Everything from the line containing "Serialize everything readable" through the last line of the data below should be set down exactly, and nothing else.

■ **Extracted material**:
=-=-=-=-=

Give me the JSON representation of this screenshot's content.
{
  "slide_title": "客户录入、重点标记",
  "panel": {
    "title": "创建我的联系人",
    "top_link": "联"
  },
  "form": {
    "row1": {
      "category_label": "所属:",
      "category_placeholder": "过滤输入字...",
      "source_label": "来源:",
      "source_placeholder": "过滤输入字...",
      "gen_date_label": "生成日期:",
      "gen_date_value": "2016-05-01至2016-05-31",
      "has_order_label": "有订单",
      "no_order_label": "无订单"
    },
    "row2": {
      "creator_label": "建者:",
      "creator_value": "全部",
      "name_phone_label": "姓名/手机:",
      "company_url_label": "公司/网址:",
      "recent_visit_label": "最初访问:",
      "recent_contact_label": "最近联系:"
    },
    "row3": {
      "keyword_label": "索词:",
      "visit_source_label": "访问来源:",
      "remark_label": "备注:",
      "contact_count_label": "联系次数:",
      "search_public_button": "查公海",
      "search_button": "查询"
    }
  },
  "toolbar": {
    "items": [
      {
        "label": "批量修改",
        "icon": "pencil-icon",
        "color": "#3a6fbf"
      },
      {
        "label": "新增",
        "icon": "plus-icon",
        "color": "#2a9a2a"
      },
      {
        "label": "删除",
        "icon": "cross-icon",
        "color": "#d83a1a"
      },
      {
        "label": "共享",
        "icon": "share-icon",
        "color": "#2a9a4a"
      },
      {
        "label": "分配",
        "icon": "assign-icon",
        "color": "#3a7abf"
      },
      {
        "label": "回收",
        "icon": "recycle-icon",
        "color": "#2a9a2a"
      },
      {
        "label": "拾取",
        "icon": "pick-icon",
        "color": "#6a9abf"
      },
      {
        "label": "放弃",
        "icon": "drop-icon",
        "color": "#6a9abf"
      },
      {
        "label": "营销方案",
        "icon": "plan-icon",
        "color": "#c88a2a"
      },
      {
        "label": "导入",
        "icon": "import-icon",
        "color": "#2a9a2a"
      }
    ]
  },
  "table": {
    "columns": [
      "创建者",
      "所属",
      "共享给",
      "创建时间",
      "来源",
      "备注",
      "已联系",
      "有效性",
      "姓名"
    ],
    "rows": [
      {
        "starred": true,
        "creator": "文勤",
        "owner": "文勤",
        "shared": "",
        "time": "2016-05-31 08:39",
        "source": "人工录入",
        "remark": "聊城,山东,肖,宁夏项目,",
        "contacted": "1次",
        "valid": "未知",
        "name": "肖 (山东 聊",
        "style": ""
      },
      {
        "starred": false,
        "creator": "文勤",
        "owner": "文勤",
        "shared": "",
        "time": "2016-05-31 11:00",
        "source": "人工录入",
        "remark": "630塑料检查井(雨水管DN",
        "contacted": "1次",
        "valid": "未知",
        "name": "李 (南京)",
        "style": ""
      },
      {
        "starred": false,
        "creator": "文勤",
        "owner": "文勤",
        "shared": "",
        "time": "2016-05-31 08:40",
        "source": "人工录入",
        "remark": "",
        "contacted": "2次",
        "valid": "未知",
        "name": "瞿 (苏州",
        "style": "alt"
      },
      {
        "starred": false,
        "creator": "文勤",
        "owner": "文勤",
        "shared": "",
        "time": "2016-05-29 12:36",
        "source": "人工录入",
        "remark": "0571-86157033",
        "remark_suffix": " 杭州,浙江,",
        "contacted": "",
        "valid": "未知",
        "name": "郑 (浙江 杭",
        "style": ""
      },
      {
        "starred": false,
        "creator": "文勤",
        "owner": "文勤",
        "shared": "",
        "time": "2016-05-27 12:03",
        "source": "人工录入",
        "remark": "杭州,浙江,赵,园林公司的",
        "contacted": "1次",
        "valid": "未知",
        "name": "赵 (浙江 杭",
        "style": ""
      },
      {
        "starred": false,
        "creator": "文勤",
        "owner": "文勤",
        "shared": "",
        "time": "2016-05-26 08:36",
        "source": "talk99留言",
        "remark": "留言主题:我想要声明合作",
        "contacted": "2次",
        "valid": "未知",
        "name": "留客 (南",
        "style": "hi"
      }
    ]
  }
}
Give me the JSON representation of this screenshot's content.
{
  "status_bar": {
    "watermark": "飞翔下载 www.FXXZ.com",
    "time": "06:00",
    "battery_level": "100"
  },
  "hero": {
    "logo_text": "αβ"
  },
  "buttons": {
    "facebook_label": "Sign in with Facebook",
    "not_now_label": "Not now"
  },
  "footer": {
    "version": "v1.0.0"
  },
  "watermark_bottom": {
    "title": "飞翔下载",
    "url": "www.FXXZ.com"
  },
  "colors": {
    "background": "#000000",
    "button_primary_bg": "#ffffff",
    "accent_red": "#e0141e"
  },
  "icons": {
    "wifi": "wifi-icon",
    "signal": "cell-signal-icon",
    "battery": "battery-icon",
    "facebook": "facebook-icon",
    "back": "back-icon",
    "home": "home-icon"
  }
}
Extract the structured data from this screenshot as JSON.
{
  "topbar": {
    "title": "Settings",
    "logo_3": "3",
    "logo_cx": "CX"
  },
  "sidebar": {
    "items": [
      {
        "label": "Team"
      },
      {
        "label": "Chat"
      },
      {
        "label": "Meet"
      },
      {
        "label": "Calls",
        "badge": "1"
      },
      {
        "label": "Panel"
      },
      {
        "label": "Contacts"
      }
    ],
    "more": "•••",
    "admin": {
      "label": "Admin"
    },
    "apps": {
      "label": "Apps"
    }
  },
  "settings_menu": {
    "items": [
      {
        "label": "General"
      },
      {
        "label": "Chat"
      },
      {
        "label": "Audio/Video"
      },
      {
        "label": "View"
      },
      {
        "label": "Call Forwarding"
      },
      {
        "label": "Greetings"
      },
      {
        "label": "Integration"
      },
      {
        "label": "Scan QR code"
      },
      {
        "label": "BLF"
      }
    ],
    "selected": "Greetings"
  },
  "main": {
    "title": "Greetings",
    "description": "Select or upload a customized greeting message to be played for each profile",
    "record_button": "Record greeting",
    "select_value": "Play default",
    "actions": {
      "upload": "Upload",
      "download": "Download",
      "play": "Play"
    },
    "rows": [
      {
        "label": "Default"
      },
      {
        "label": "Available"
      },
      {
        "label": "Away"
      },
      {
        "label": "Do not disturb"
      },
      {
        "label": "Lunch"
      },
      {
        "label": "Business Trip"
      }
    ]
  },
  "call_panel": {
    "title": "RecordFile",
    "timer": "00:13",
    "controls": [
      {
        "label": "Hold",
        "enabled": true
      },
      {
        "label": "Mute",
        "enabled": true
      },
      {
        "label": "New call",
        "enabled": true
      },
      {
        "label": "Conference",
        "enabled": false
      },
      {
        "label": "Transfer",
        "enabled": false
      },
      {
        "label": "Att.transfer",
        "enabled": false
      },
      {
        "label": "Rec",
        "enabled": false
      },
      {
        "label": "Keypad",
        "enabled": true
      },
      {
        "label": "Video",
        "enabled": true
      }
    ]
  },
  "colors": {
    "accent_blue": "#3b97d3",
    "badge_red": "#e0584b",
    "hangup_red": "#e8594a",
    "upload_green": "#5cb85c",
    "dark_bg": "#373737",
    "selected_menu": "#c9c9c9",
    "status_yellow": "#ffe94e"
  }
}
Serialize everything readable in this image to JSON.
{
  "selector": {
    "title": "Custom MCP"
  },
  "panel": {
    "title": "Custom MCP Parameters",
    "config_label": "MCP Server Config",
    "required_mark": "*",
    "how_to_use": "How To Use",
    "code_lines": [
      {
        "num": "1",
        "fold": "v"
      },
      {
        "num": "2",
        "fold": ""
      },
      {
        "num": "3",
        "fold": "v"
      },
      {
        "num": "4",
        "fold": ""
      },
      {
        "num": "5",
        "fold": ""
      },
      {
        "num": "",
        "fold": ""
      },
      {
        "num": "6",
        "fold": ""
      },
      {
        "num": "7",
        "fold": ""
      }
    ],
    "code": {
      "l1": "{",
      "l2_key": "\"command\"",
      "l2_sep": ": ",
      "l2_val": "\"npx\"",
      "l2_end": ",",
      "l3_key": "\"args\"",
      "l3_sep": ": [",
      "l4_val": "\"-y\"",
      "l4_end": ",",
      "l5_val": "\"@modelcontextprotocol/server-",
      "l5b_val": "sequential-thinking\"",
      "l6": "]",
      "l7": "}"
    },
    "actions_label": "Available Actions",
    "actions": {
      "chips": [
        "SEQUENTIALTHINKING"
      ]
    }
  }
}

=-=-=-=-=

■ **Solution**:
Serialize everything readable in this image to JSON.
{
  "selector": {
    "title": "Custom MCP"
  },
  "panel": {
    "title": "Custom MCP Parameters",
    "config_label": "MCP Server Config",
    "required_mark": "*",
    "how_to_use": "How To Use",
    "code_lines": [
      {
        "num": "1",
        "fold": "v"
      },
      {
        "num": "2",
        "fold": ""
      },
      {
        "num": "3",
        "fold": "v"
      },
      {
        "num": "4",
        "fold": ""
      },
      {
        "num": "5",
        "fold": ""
      },
      {
        "num": "",
        "fold": ""
      },
      {
        "num": "6",
        "fold": ""
      },
      {
        "num": "7",
        "fold": ""
      }
    ],
    "code": {
      "l1": "{",
      "l2_key": "\"command\"",
      "l2_sep": ": ",
      "l2_val": "\"npx\"",
      "l2_end": ",",
      "l3_key": "\"args\"",
      "l3_sep": ": [",
      "l4_val": "\"-y\"",
      "l4_end": ",",
      "l5_val": "\"@modelcontextprotocol/server-",
      "l5b_val": "sequential-thinking\"",
      "l6": "]",
      "l7": "}"
    },
    "actions_label": "Available Actions",
    "actions": {
      "chips": [
        "SEQUENTIALTHINKING"
      ]
    }
  }
}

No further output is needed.